_REQUIREMENT_. Without including any pictures, reproduce all the lines below word for word.

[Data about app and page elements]
--- --- ---

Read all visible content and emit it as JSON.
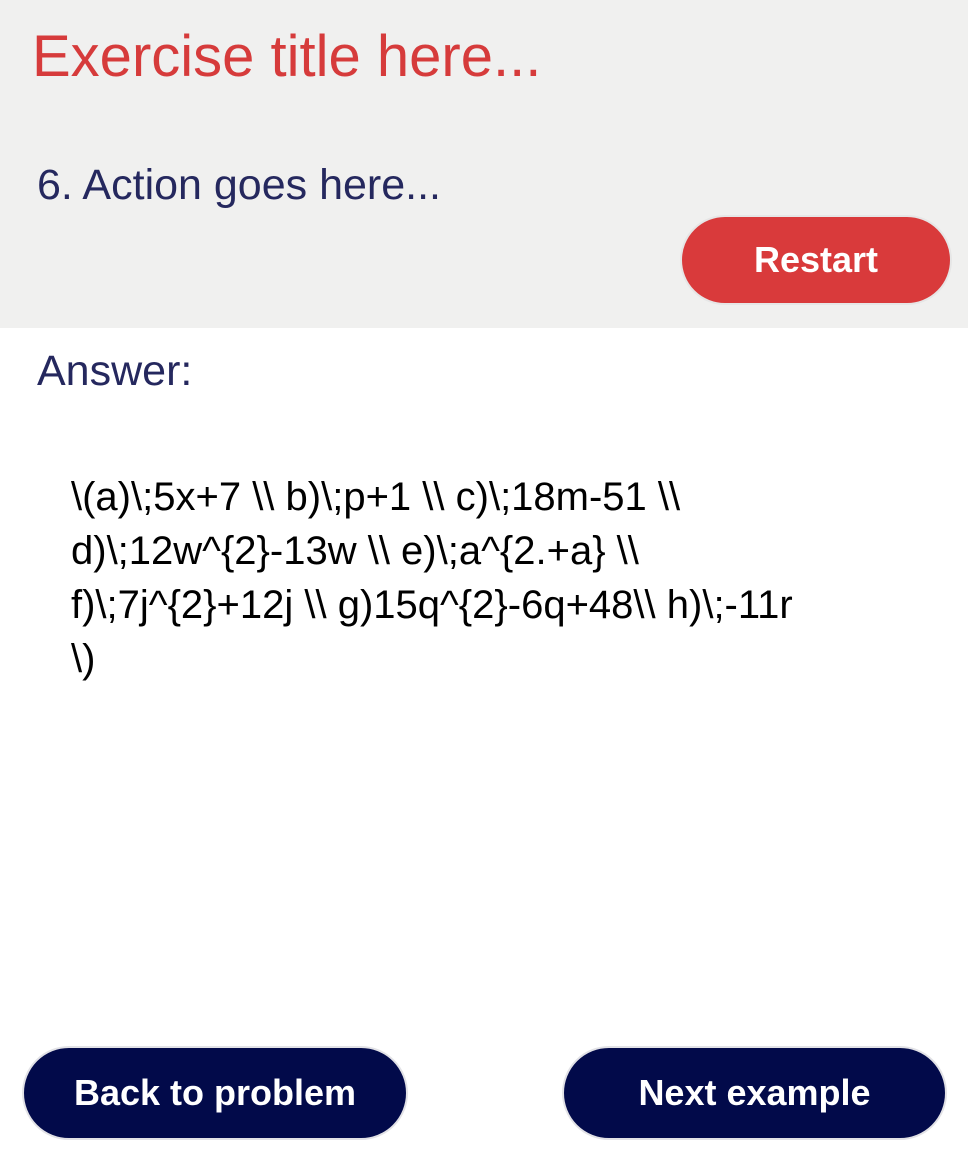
{
  "header": {
    "title": "Exercise title here...",
    "action": "6. Action goes here...",
    "restart_label": "Restart"
  },
  "answer": {
    "label": "Answer:",
    "lines": [
      "\\(a)\\;5x+7 \\\\ b)\\;p+1 \\\\ c)\\;18m-51 \\\\",
      "d)\\;12w^{2}-13w \\\\ e)\\;a^{2.+a} \\\\",
      "f)\\;7j^{2}+12j \\\\ g)15q^{2}-6q+48\\\\ h)\\;-11r",
      "\\)"
    ]
  },
  "footer": {
    "back_label": "Back to problem",
    "next_label": "Next example"
  },
  "colors": {
    "title_red": "#d63b3b",
    "restart_red": "#d93a3b",
    "nav_navy": "#020a4a",
    "text_navy": "#25285e",
    "header_bg": "#f0f0ef"
  }
}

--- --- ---

_OUTPUT BELOW_.
Read all visible content and emit it as JSON.
{
  "header": {
    "title": "Exercise title here...",
    "action": "6. Action goes here...",
    "restart_label": "Restart"
  },
  "answer": {
    "label": "Answer:",
    "lines": [
      "\\(a)\\;5x+7 \\\\ b)\\;p+1 \\\\ c)\\;18m-51 \\\\",
      "d)\\;12w^{2}-13w \\\\ e)\\;a^{2.+a} \\\\",
      "f)\\;7j^{2}+12j \\\\ g)15q^{2}-6q+48\\\\ h)\\;-11r",
      "\\)"
    ]
  },
  "footer": {
    "back_label": "Back to problem",
    "next_label": "Next example"
  },
  "colors": {
    "title_red": "#d63b3b",
    "restart_red": "#d93a3b",
    "nav_navy": "#020a4a",
    "text_navy": "#25285e",
    "header_bg": "#f0f0ef"
  }
}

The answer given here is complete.